▶ _Task details_: Since only part of the records is wanted, repeat exactly the lines from the one containing "What's the underlying" through the last line, both included.

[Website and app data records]
- - -
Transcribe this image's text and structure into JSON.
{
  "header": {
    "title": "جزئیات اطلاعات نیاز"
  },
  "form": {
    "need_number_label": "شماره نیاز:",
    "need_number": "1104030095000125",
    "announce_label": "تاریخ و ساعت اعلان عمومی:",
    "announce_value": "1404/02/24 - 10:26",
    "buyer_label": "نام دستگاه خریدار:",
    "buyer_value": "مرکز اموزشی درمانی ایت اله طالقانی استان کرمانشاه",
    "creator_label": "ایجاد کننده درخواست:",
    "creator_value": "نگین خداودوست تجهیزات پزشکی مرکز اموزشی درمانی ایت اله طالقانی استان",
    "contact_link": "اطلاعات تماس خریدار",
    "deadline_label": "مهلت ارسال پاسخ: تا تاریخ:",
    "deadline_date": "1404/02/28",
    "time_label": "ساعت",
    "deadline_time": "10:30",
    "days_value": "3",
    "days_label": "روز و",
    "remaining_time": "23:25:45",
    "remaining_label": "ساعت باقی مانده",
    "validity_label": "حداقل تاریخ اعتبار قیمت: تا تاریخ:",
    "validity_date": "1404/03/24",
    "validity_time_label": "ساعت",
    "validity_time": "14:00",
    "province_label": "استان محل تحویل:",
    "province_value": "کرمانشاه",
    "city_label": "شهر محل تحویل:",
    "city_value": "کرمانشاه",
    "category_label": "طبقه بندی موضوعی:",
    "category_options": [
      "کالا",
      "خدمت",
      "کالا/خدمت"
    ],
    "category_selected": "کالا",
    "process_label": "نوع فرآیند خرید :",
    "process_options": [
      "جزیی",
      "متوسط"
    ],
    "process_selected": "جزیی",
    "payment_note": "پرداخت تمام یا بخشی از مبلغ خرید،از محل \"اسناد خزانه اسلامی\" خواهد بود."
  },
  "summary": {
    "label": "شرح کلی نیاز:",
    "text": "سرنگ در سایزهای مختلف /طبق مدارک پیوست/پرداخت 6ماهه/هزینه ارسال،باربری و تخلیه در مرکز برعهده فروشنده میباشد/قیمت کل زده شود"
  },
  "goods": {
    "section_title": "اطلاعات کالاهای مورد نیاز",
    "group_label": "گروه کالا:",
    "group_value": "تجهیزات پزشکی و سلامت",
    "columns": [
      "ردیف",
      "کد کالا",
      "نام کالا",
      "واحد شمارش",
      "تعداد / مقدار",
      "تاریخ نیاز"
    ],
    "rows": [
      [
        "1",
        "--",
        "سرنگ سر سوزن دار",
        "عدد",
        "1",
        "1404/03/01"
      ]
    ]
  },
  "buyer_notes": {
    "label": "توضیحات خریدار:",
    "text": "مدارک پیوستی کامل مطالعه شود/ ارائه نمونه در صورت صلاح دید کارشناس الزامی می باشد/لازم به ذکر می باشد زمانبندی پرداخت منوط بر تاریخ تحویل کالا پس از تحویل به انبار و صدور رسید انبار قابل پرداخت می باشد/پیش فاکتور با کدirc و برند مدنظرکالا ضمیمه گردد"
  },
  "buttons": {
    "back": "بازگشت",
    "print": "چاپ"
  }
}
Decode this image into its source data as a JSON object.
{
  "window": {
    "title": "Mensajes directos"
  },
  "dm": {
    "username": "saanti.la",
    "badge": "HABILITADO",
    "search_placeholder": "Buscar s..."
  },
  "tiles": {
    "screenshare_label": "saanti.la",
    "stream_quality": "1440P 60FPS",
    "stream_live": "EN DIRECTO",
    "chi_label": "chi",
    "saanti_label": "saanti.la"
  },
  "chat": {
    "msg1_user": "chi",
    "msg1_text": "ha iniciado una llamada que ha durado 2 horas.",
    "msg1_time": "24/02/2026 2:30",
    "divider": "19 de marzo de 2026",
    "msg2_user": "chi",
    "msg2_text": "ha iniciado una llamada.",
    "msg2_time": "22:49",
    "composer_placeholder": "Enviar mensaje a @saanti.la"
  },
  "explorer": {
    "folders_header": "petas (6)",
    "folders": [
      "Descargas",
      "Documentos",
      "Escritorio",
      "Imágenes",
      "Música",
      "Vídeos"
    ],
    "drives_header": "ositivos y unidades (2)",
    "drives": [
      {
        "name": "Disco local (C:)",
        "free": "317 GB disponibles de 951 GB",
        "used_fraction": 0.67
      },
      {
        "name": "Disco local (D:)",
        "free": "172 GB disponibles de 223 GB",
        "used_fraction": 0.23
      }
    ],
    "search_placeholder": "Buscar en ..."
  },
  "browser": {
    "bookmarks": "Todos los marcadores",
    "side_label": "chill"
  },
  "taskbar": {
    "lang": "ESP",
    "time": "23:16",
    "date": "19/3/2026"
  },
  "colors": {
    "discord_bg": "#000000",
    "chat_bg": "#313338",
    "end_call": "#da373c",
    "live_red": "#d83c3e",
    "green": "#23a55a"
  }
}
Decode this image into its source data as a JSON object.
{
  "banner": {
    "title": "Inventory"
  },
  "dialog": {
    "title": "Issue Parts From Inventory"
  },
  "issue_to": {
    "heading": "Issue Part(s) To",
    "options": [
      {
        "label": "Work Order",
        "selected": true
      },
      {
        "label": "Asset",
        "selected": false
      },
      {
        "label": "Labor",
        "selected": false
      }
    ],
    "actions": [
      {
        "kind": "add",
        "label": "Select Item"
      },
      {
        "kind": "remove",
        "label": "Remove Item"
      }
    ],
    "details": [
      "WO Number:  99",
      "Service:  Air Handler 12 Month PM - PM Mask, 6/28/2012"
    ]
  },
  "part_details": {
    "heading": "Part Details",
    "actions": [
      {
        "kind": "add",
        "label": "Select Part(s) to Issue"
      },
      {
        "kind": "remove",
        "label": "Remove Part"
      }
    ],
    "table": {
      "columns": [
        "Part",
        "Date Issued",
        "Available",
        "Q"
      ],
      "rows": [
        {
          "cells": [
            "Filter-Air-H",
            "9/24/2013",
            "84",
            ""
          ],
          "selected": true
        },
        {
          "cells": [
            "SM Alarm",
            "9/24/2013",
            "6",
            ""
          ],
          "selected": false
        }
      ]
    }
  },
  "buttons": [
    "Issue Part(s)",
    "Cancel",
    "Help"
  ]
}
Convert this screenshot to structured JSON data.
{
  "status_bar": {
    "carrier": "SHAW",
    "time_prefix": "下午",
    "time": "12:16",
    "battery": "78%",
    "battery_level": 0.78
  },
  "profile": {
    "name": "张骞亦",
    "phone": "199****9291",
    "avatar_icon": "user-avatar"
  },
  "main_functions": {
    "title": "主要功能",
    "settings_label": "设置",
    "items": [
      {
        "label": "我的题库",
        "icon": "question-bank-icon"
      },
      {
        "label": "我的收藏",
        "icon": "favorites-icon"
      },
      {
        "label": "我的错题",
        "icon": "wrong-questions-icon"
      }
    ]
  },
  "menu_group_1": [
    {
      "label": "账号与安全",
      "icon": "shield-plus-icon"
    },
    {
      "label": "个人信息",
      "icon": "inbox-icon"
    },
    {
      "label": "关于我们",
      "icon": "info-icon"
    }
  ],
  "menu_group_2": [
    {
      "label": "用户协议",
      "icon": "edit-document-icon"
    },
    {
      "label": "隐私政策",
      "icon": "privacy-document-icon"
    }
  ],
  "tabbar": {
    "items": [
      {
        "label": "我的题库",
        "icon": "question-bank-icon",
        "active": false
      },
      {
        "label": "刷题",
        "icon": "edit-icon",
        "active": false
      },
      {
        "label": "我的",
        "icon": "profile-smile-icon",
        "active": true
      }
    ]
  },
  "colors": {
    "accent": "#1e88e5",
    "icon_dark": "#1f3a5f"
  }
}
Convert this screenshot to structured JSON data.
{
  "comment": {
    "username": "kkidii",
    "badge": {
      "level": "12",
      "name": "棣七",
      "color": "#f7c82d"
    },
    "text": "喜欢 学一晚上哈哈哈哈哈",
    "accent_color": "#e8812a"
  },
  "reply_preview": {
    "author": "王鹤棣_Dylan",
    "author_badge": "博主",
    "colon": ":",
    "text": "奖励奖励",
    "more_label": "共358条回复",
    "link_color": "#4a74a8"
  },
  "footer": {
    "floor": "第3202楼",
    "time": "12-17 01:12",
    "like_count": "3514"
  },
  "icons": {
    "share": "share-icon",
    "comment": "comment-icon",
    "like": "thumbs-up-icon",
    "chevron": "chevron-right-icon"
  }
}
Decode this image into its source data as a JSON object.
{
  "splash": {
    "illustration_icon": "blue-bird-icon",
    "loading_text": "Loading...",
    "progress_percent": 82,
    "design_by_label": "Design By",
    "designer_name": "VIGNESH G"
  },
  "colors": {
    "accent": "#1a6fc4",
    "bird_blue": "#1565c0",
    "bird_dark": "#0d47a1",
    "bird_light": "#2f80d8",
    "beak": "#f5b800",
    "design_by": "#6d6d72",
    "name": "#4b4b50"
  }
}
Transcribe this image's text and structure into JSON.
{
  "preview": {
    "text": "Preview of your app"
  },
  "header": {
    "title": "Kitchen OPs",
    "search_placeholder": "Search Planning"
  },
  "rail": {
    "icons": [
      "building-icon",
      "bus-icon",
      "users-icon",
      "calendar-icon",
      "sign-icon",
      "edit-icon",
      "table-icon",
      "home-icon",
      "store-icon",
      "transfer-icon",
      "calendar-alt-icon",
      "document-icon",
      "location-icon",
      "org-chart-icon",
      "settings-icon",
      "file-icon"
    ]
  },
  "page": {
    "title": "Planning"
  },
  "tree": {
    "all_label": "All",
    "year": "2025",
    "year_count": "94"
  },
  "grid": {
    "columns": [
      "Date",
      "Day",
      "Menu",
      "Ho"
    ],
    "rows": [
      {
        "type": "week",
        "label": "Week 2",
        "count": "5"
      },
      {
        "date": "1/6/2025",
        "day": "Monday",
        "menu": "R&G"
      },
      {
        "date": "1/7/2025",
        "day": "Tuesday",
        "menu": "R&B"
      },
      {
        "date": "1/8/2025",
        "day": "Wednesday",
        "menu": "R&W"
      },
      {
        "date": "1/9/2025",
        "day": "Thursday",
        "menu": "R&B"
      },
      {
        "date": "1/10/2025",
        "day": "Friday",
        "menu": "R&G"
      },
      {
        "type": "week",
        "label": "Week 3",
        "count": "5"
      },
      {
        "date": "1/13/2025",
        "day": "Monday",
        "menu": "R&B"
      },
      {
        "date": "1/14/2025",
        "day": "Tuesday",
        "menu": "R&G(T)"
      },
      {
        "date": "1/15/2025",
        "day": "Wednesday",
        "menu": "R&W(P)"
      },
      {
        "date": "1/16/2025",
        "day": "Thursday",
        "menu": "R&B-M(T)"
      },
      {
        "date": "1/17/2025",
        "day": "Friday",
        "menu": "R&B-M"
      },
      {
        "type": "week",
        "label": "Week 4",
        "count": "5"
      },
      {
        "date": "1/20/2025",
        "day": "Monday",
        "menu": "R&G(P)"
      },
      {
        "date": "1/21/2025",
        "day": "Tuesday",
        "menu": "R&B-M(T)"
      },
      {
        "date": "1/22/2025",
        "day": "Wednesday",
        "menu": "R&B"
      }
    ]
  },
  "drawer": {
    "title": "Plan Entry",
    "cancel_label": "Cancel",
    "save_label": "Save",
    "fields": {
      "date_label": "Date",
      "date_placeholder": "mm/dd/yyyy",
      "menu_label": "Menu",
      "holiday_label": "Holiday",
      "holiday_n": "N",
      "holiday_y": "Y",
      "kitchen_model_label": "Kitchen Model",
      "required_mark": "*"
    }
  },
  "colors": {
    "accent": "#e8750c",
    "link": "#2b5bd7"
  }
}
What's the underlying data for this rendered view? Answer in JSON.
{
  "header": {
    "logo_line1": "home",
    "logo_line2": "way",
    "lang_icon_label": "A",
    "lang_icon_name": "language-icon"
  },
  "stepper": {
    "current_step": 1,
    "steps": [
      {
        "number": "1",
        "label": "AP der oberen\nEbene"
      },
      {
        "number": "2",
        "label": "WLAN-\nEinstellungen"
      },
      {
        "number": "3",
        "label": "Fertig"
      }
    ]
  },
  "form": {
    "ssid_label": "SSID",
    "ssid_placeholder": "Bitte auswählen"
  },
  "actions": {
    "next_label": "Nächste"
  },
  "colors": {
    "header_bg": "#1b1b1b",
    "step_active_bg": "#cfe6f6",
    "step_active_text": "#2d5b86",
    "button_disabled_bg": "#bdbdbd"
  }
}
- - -
▶ _Solution to the problem_:
What's the underlying data for this rendered view? Answer in JSON.
{
  "header": {
    "logo_line1": "home",
    "logo_line2": "way",
    "lang_icon_label": "A",
    "lang_icon_name": "language-icon"
  },
  "stepper": {
    "current_step": 1,
    "steps": [
      {
        "number": "1",
        "label": "AP der oberen\nEbene"
      },
      {
        "number": "2",
        "label": "WLAN-\nEinstellungen"
      },
      {
        "number": "3",
        "label": "Fertig"
      }
    ]
  },
  "form": {
    "ssid_label": "SSID",
    "ssid_placeholder": "Bitte auswählen"
  },
  "actions": {
    "next_label": "Nächste"
  },
  "colors": {
    "header_bg": "#1b1b1b",
    "step_active_bg": "#cfe6f6",
    "step_active_text": "#2d5b86",
    "button_disabled_bg": "#bdbdbd"
  }
}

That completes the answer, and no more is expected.